Thousands are protesting at Chennai's Marina beach since last night
Chennai: With nearly 3,000 people protesting at Chennai's Marina beach since Tuesday night and big protests being held in other parts of Tamil Nadu, chief minister O Panneerselvam has said that he will do everything necessary to ensure the banned bull taming sport Jallikattu takes place. He will meet Prime Minister Narendra Modi tomorrow to ask for a special order to allow Jallikattu. Students, techies, actors and politicians, who have converged in Tamil Nadu, say the traditional bull-taming sport of Jallikattu is a symbol of Tamil pride and culture. Meanwhile, the Madras High Court said today that it will not "interfere" with the protests.
Here are the 10 latest developments in this story:
The protesters at Marina Beach say they want Chief Minister O Panneerselvam to speak to them and then put pressure on the centre to permit Jallikattu, banned by the Supreme Court, through an ordinance or executive order.
The protesters have also demanded a ban on animal rights organisation People for Ethical Treatment of Animals or PETA, which has lobbied hard to ensure that the sport is not allowed.
AIADMK chief Sasikala Natarajan this evening said the centre should issue an ordinance revoking the ban on Jallikattu. She also said that her party will adopt all legal measures to ban PETA.
The protests have so far been peaceful but there are worries about such a large gathering in the heart of Chennai. The police have tried to get the crowd to disperse, but to no avail.
Tamil Nadu ministers Jayakumar and Ma Foi Pandiarajan met the protesters and assured them that the government agrees with them and will approach the centre to seek an ordinance. The chief minister is seeking legal options, the government has said.

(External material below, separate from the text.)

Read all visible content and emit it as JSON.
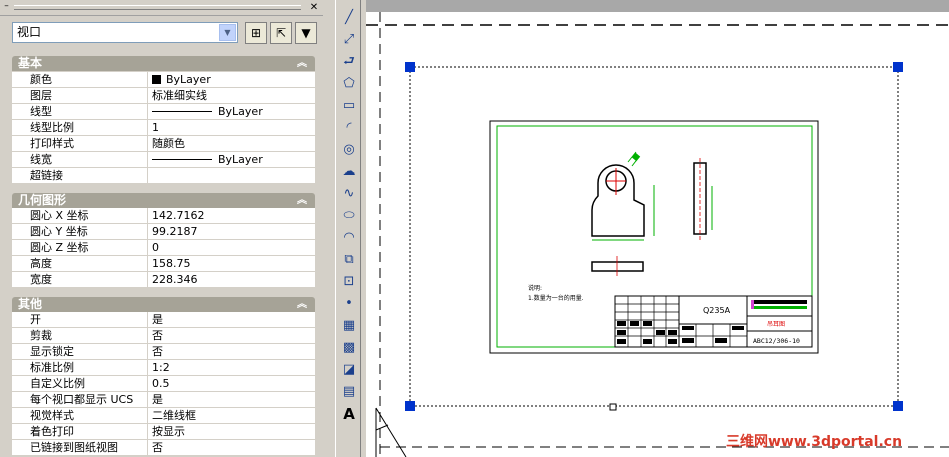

Popular actor Vijay visited Marina Beach to show solidarity with the protesters. Others like Sivakumar and Vishal have made statements in support of Jallikattu. "Law was not created to rob people off their tradition and rights but to protect it. Jallikattu is every Tamilian's identity. Those who are protesting against the ban on Jallikattu are united by the feeling that they are Tamilians but not out of compulsion or political pressure. I bow down to each and everyone of them," actor Vijay said in a video message.
Animal rights activists say Jallikattu subjects bulls to torture and pain "You basically see a bull having its tail bitten, being stabbed with sickles, agitated, stuff rubbed into its eyes with 20 people jumping on it," said advocate and animal rights activist, Rudra Krishna.
But the champions of Jallikattu say there is no cruelty to the animals. "Our people revere bulls, there is no cruelty," said Tamil Nadu's education minister Ma Foi Pandiarajan.
All political parties in the state say they support Jallikattu and accuse each other of not pushing enough to have the ban lifted. The ruling AIADMK has blamed the DMK for the ban, imposed when its partner the Congress led the Central government. The DMK has taunted the AIADMK for not ensuring that Jallikattu was allowed this year.
Jallikattu was banned by the Supreme Court in 2014 after animal rights activists moved court against it. The Supreme Court had last week rejected a plea urging it to pass early verdict on a petition on Jallikattu before Pongal, the harvest festival during which it is held, on Saturday last.